Mad speculation and absolute inhumanism: Lovecraft, ligotti, and the weirding of philosophy

Publikation: Beiträge in ZeitschriftenZeitschriftenaufsätzeForschungbegutachtet
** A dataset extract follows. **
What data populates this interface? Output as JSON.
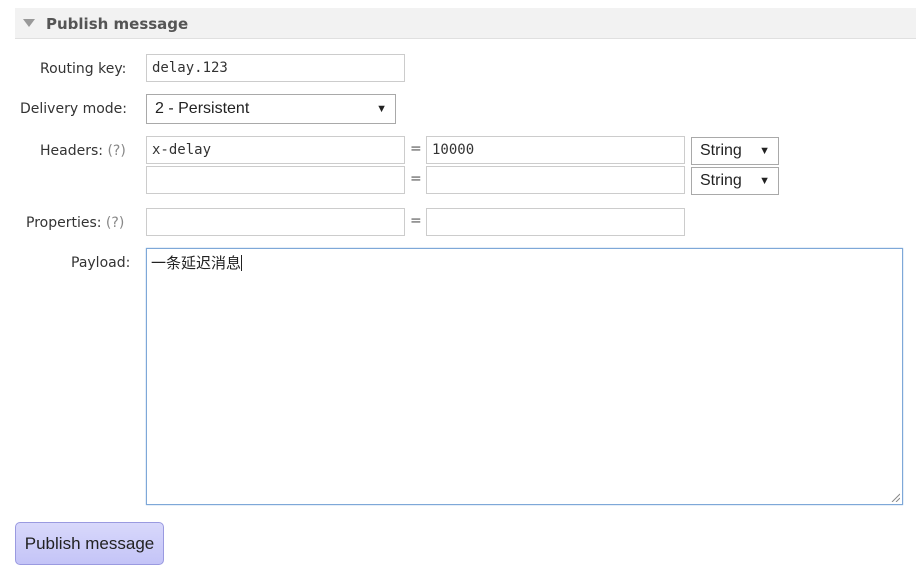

How does one redefine the boundary between madness and rationality? This is the question that launches Ben Woodard on a discussion of the methods for accessing the Absolute or what he refers to as the Great Outdoors. Immanuel Kant’s theoretical framework with its “legalistic” norms is the first target of his criticism, which argues that Kant’s bulwark shielding rationality from madness is untenable. Kant had “circled his wagons” against madness in order to clearly distinguish philosophical speculation from the ravings of a madman, but that defense deprived philosophy of the capacity to describe reality as it is. Speculative realism positions itself as an alternative to Kant that holds out the promise of access to the Great Outdoors; therefore it must somehow distinguish philosophy from madness. Rather than indulging in the “mad speculation” or theoretical permissiveness of some followers of Gilles Deleuze and Félix Guattari in order to leave the narrow limits of reason behind, Woodard applies the thinking of Thomas Ligotti and Howard Lovecraft to make a two-pronged attack on anthropocentrism. Lovecraft represents a “shoggothic materialism” that energizes the horror of formless matter, while Ligotti represents a “ventriloquist idealism” highlighting the inherent horror of having a consciousness. Weird fiction then is no longer a literary excuse for madness that justifies pursuit of after stunning imagery at the expense of meaning, but is instead an important theoretical tool for grounding the external as such. What is ultimate is not attainable through altered states of consciousness or otherwise distorting language or bodily being. To the contrary, it is reached by rather tedious work with a text which is itself already positioned in the Outdoors with respect to the reader.

Seiten (von - bis)203-228
Anzahl der Seiten26
PublikationsstatusErschienen - 01.01.2019